My VHS cover pull-quote: “I don’t need much to enjoy a movie, just a skeleton that’s all kinds of H.R. Geiger/Alien-inspired in the first 20 minutes like this has. Come on, Hollywood!”
A revenge comedy(ish) using the style and the idea of revenge as a bleak and inevitable, all-consuming force from those 70s revenge movies like Death Wish to make a clear and necessary modern statement. It sure goes places and an incredible Carey Mulligan leads us there.
My VHS cover pull-quote: “Using ‘nice guy’ actors like McLovin, Schmidt, Seth Cohen, and Piz to play these wurst guys is excellent typecasting that’s also, like, casting against type.”
“I’m not saying we’re not going to get away with it, I’m saying I don’t want to get away with it.”
A matter-of-fact unraveling of multiple relationships that takes the long, chill road towards becoming the entry in a hallowed horror genre it ultimately wants to be.
My VHS cover pull-quote: “The main characters are like the high school kids who somehow all successfully escaped one horror movie, grew into their late 20s and 30s, then found themselves caught unawares in another horror movie.”
“It was a nice time. That period of time we spent together.”
A midnight meditation on death that will take me some time to parse. As of right now, mere hours from having watched this in a dark, dirt lot drive-in in New Jersey with Dolittle playing on the second screen just out of sight, part of me feels like I dreamed it.
And that’s perfect.
My VHS cover pull-quote: “I know I’m probably not going to die tomorrow, but, like, well, I feel like I might now.”
A buddy comedy exploring a common, toxic relationship between two guys that pulls in some Apatovian and mumblecore elements, adds a bit of genuine cinematic craft, and produces something that feels like an evolution of the genre.
My VHS cover pull-quote: “We saw this at a special Sundance premiere event in Philly, but they gave us a legit Sundance poster so in a few years I’m just going to go ahead and say we went to Sundance in 2020 and watch the jealousy roll in.”

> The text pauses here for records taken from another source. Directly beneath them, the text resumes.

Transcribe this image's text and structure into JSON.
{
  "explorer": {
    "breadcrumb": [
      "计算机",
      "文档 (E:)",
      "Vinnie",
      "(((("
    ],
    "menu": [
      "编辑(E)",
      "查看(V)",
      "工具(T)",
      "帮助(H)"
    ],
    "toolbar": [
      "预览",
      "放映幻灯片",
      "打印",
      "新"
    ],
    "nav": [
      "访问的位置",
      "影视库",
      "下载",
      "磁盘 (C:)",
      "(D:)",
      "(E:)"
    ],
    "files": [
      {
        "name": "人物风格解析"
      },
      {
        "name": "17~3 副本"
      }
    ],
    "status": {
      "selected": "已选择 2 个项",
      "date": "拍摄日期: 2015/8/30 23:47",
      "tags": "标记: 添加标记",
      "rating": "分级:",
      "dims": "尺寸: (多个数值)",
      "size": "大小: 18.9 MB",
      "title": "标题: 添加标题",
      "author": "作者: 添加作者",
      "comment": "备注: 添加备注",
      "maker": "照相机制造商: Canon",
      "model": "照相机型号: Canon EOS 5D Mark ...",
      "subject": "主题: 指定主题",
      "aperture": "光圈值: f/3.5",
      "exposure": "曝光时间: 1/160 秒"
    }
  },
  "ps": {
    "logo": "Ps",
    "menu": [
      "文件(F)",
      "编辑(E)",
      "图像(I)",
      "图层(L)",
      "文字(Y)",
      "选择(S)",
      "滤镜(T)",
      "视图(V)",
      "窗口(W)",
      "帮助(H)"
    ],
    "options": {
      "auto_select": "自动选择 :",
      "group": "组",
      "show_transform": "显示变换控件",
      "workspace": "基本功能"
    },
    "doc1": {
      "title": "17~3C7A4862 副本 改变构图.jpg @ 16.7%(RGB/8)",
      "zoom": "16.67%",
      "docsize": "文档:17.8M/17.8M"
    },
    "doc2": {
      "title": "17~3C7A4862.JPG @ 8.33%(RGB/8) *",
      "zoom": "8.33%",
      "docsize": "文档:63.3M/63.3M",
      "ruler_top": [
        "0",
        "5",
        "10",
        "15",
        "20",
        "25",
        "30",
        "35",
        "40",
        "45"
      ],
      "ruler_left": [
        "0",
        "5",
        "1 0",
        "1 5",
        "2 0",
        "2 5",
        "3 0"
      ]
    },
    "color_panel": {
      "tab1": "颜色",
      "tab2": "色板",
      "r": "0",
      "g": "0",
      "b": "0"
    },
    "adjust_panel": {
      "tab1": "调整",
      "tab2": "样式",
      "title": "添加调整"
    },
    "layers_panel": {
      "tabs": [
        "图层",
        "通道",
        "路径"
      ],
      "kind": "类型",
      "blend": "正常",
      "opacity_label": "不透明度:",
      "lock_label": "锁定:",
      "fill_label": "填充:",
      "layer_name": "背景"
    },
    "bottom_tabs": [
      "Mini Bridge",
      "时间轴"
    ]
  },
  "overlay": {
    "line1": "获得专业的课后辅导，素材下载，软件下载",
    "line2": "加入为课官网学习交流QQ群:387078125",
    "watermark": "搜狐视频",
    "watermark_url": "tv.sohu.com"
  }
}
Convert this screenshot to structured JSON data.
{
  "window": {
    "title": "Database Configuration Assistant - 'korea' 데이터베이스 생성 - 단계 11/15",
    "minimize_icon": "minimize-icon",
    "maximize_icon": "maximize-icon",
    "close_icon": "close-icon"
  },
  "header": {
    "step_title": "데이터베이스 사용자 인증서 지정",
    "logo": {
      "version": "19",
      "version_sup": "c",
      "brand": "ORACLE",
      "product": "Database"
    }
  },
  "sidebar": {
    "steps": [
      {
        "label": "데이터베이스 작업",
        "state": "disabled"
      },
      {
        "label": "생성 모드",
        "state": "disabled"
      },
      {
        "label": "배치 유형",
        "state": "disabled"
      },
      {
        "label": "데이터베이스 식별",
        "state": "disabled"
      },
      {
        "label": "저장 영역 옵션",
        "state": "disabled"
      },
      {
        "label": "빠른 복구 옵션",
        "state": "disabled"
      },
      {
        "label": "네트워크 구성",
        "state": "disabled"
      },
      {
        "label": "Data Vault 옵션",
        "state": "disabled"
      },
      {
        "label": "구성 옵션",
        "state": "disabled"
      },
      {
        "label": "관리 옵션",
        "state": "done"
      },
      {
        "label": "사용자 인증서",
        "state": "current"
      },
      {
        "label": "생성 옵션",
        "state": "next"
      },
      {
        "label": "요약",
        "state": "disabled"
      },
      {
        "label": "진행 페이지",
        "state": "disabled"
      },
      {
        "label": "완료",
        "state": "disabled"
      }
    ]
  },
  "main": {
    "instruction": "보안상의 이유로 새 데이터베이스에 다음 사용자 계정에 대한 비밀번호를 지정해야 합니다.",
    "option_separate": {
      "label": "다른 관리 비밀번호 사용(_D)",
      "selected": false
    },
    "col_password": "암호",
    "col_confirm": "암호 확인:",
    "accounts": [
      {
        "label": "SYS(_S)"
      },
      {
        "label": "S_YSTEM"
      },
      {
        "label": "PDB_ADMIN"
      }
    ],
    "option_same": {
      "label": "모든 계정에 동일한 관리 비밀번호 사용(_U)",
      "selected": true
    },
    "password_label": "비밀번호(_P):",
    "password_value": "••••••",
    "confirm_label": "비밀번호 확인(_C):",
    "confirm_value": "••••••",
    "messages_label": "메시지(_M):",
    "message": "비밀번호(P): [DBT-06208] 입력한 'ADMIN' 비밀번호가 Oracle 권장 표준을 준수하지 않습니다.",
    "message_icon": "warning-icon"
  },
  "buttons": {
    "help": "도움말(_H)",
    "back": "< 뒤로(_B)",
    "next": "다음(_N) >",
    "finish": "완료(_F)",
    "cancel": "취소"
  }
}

As with Disney’s last big, originalish non-remake live action movie Tomorrowland, the intention, message, and overall sentiment of A Wrinkle in Time helps to compensate for some structural problems and narrative messiness in some parts. As with all things, it succeeds most when things start getting dark and trippy. Overall, it’s an excellent adaptation of a book long thought to be unfilmable with an inspiring message of self-worth that everyone could stand to hear once in a while.
My VHS cover pull-quote: “I said it’s like Tomorrowland, but I really enjoyed Tomorrowland.”
“Is that what you think we’re doing out here? Committing suicide?”
It plays fast and loose with the source material, but Alex Garland and company have still crafted a challenging, remarkable piece of science fiction that digs into humanity’s sense of self and asks substantial questions.
My VHS cover pull-quote: “Replicates your cells and doesn’t stop until you are something new! -Nick Perilli? Natalie Portman? Who are we? Who are any of us? What is next?”
Despite the American marketing team’s attempts to convince everyone otherwise, this is 100% a football/soccer sports movie about a primitive Manchester United. Even so, Early Man still has all the heart, stop motion artistry, absurdity, British tomfoolery, and general lovability of any of Aardman’s other films.
My VHS cover pull-quote: “*Various British noises*!”